We see an opportunity, particularly on energy and climate policy, for the UK Government to develop a more integrated industrial and energy strategy and achieve its aims for emissions reduction by adopting a radical approach that uses more carrot and less stick. We want a strong support of research and investment in energy efficient technology rather than punitive taxation that renders UK manufacturers internationally uncompetitive.

We need people working in the industry to make their voice heard and articulate how important our sector is to the UK economy. If we achieve a sensible regulatory framework, there are some great opportunities to grow ceramics manufacturing in the UK, not least to build the durable, energy efficient, affordable homes that we desperately need.

Do you see the skills gap as an issue that globalisation could improve in the UK?

Businesses are working hard to upskill staff, recognising that manufacturers need to be multi-skilled in the most modern plants – a new brickworks will require multi-skilled, mechanical and electrical and robotics engineers with expertise in gas safety, for example. More highly skilled technical staff are needed and that has been another reason for encouraging companies to build up their links with universities, either to recruit graduates or PhD students to help upskill existing staff. There is also an opportunity that many are taking to bring in a new generation of apprentices with some fantastic schemes. However, the ill thought out Apprenticeship Levy, which has been rushed through, is not helping in the way it could. 
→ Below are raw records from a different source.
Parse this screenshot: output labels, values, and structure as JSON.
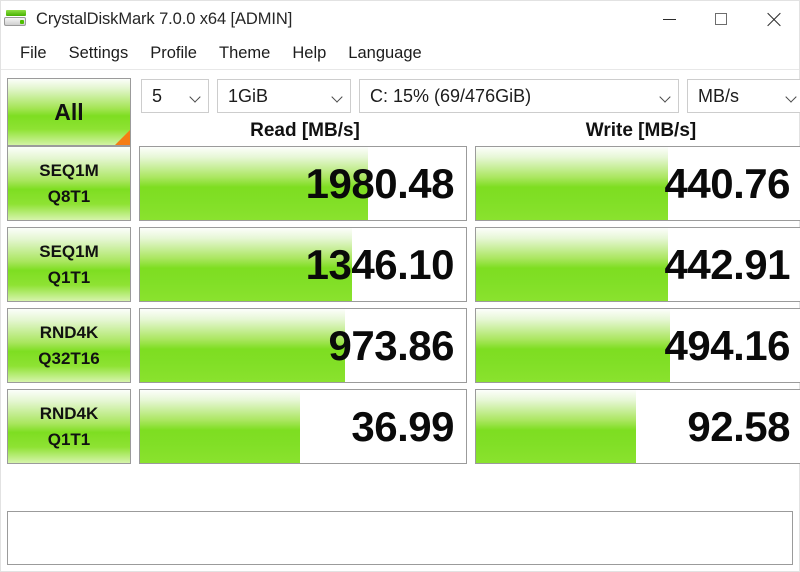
{
  "window": {
    "title": "CrystalDiskMark 7.0.0 x64 [ADMIN]",
    "icon": "disk-drive-icon",
    "controls": {
      "minimize": "minimize-icon",
      "maximize": "maximize-icon",
      "close": "close-icon"
    }
  },
  "menu": {
    "items": [
      {
        "label": "File"
      },
      {
        "label": "Settings"
      },
      {
        "label": "Profile"
      },
      {
        "label": "Theme"
      },
      {
        "label": "Help"
      },
      {
        "label": "Language"
      }
    ]
  },
  "toolbar": {
    "all_button": "All",
    "count": "5",
    "size": "1GiB",
    "drive": "C: 15% (69/476GiB)",
    "unit": "MB/s"
  },
  "headers": {
    "read": "Read [MB/s]",
    "write": "Write [MB/s]"
  },
  "comment": "",
  "colors": {
    "bar_green": "#7ede21",
    "bar_green_light": "#a9e65e",
    "accent_orange": "#f57c14",
    "border_gray": "#9b9b9b"
  },
  "chart_data": {
    "type": "bar",
    "title": "CrystalDiskMark 7.0.0 x64 [ADMIN]",
    "xlabel": "",
    "ylabel": "",
    "unit": "MB/s",
    "test_count": "5",
    "test_size": "1GiB",
    "target_drive": "C: 15% (69/476GiB)",
    "categories": [
      "SEQ1M Q8T1",
      "SEQ1M Q1T1",
      "RND4K Q32T16",
      "RND4K Q1T1"
    ],
    "series": [
      {
        "name": "Read [MB/s]",
        "values": [
          1980.48,
          1346.1,
          973.86,
          36.99
        ]
      },
      {
        "name": "Write [MB/s]",
        "values": [
          440.76,
          442.91,
          494.16,
          92.58
        ]
      }
    ]
  },
  "rows": [
    {
      "line1": "SEQ1M",
      "line2": "Q8T1",
      "read": {
        "value": "1980.48",
        "fill_pct": 70
      },
      "write": {
        "value": "440.76",
        "fill_pct": 59
      }
    },
    {
      "line1": "SEQ1M",
      "line2": "Q1T1",
      "read": {
        "value": "1346.10",
        "fill_pct": 65
      },
      "write": {
        "value": "442.91",
        "fill_pct": 59
      }
    },
    {
      "line1": "RND4K",
      "line2": "Q32T16",
      "read": {
        "value": "973.86",
        "fill_pct": 63
      },
      "write": {
        "value": "494.16",
        "fill_pct": 59.5
      }
    },
    {
      "line1": "RND4K",
      "line2": "Q1T1",
      "read": {
        "value": "36.99",
        "fill_pct": 49
      },
      "write": {
        "value": "92.58",
        "fill_pct": 49
      }
    }
  ]
}
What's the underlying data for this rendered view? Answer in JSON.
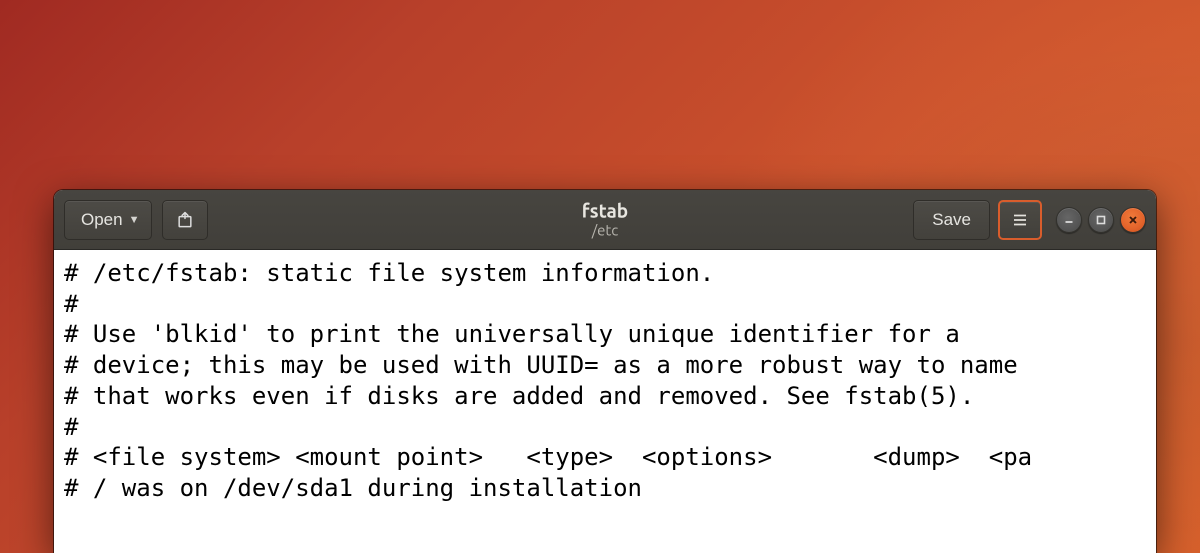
{
  "titlebar": {
    "open_label": "Open",
    "save_label": "Save",
    "filename": "fstab",
    "filepath": "/etc"
  },
  "editor": {
    "content": "# /etc/fstab: static file system information.\n#\n# Use 'blkid' to print the universally unique identifier for a\n# device; this may be used with UUID= as a more robust way to name\n# that works even if disks are added and removed. See fstab(5).\n#\n# <file system> <mount point>   <type>  <options>       <dump>  <pa\n# / was on /dev/sda1 during installation"
  }
}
When it is not possible to fill jobs through local recruitment, many of our members have benefitted from recruiting EU staff, some of which are long-serving and are now in senior and technical roles. A smaller number of our members have recruited staff from Asia and some of those have found the work visas a challenge. We are concerned that the flexibility our members currently have will be lost on leaving the EU and, without a good system in place, some companies may struggle to recruit. 

Ceramic EARTH Campaign

In January 2016, the British Ceramic Confederation launched the Ceramic EARTH Campaign. Its aim is to raise the profile of the important contribution the industry makes to the UK economy, and emphasise to policy makers that the industry’s full potential is not being realised because of a combination of policies. The BCC set five policy demands as the part of the campaign, updated after the referendum, which it believes require urgent and decisive ministerial action: 

E – EU Emissions Trading Scheme Emissions Trading Scheme. Whether part of the EU ETS, or as a separate scheme, the government needs to ensure all ceramic sub-sectors receive mitigation measures in full to guard against leakage of carbon, investment and jobs to competitors outside the UK.

A – Action to lighten the cumulative costs of UK energy, climate and environmental policies which harm the sector’s ability to remain internationally competitive.

R – Reduce industrial CO2 emissions by developing a long-term partnership with co-funding assistance for the sector to accelerate the development and implementation of breakthrough technologies. 

T – Trade freely but fairly. Ensure an adequate and comprehensive UK-EU trade settlement obtaining, if possible tariff free access to the EU. New UK free trade agreements must support UK ceramic manufacturers. Develop adequate UK Trade Defence Instruments to protect UK manufacturers against dumped products. Reject unilateral EU and UK recognition of China as a Market Economy until it meets accepted criteria.

H – Housing Achieve higher growth for the UK economy from government housing policy by enabling investment in the supply chain here rather than overseas.